From left to right, back row: Michael Murphy, Susan Greenwood, Jane Hartford, Jeffrey Kripal, Raphael Locke, David Hufford, Charles Emmons, Jack Hunter, Thomas E. Bullard, Stanley Krippner, Edward F. Kelly, Loriliai Biernacki. Middle row: Edith Turner, Tanya Luhrmann, Ann Taves, Deb Frost. Front row: Geoffrey Samuel, Antonia Mills, Fiona Bowie, Sam Yau, Frank Poletti, Paul Stoller, Gregory Shushan.

 

Religious Experience

In this wide-ranging interview (our 50th!), Ann Taves and David Wilson discuss the concept of religious experience. Taves challenges traditional models of religious experience, rejecting both an essentialist approach with a sui generis category and a constructivist approach which accepts only discourses. Instead, she argues that not only can we examine unusual experiences in themselves, as they affect individual agents. From there, we can examine how these experiences become reified and institutionalised by specific traditions, as well as providing impetus for new religious movements. Taves’ work utilises historical and ethnographic methods in an attempt to establish an approach which might allow cross-cultural and diachronic analysis of unusual experiences without recourse to specific theologies.
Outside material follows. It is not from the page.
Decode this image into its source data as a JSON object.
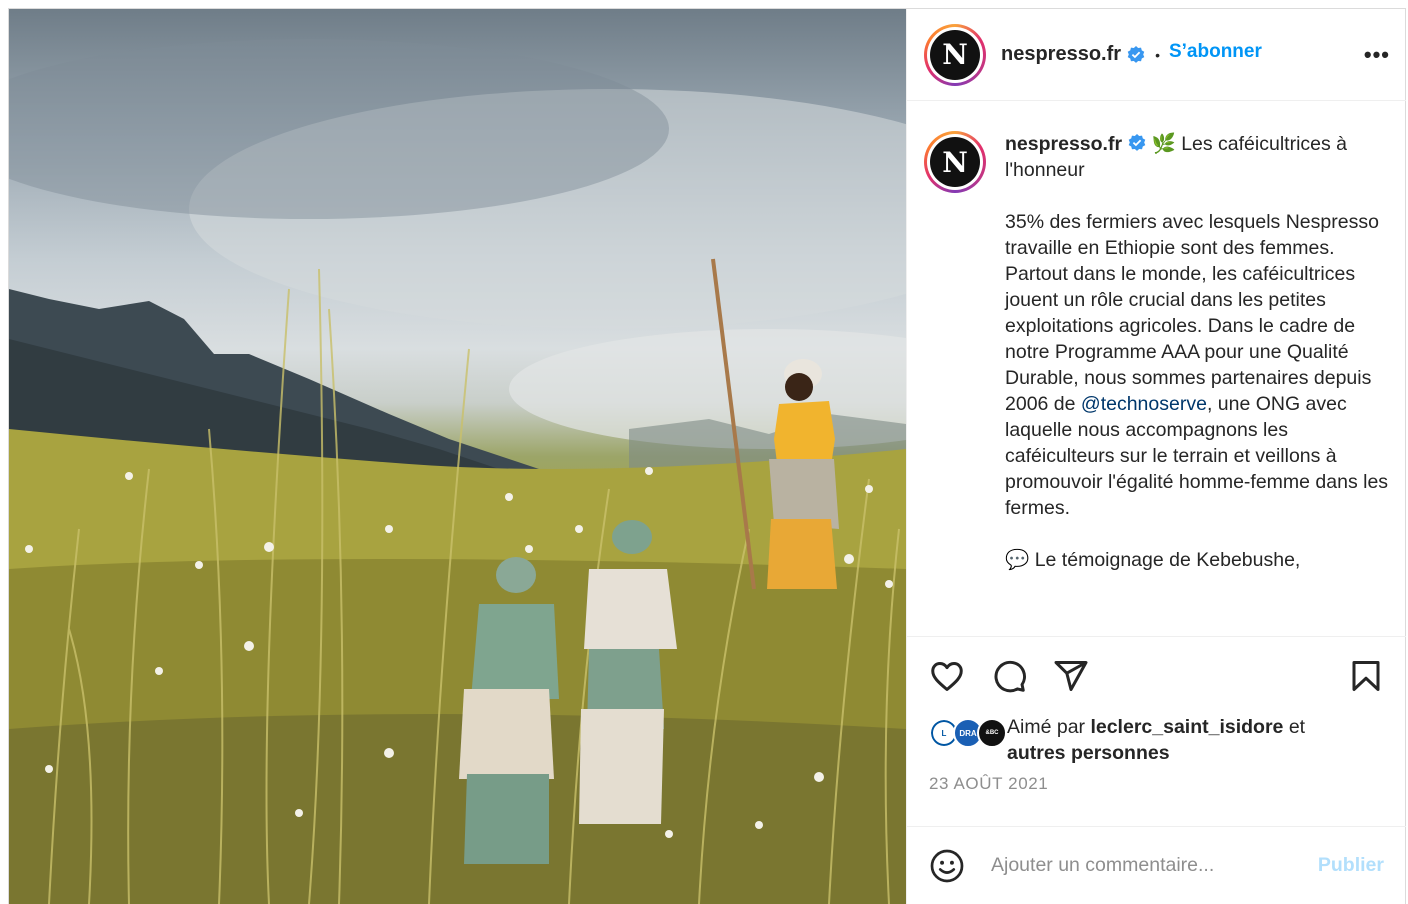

You can also download this interview, and subscribe to receive our weekly podcast, on iTunes. And if you enjoyed it, please take a moment to rate us, or use our Amazon.co.uk link to support us when buying your important books etc.

Ann Taves is Professor of Religious Studies and holder of the Virgil Cordano OFM Chair in Catholic Studies at the University of California at Santa Barbara, a position she has held since 2005. Previously she taught at Claremont School of Theology and Claremont Graduate School. Her major publications include Religious Experience Reconsidered: A Building Block Approach to the Study of Religion and Other Special Things (Princeton University Press, 2009), which received the 2010 Distinguished Book Award from the Society for the Scientific Study of Religion, and Fits, Trances and Visions: Experiencing Religion and Explaining Experience from Wesley to James (Princeton, 1999), which received the Outstanding Professional and Scholarly Book Award in Philosophy and Religion from the Association of American Publishers in 2000.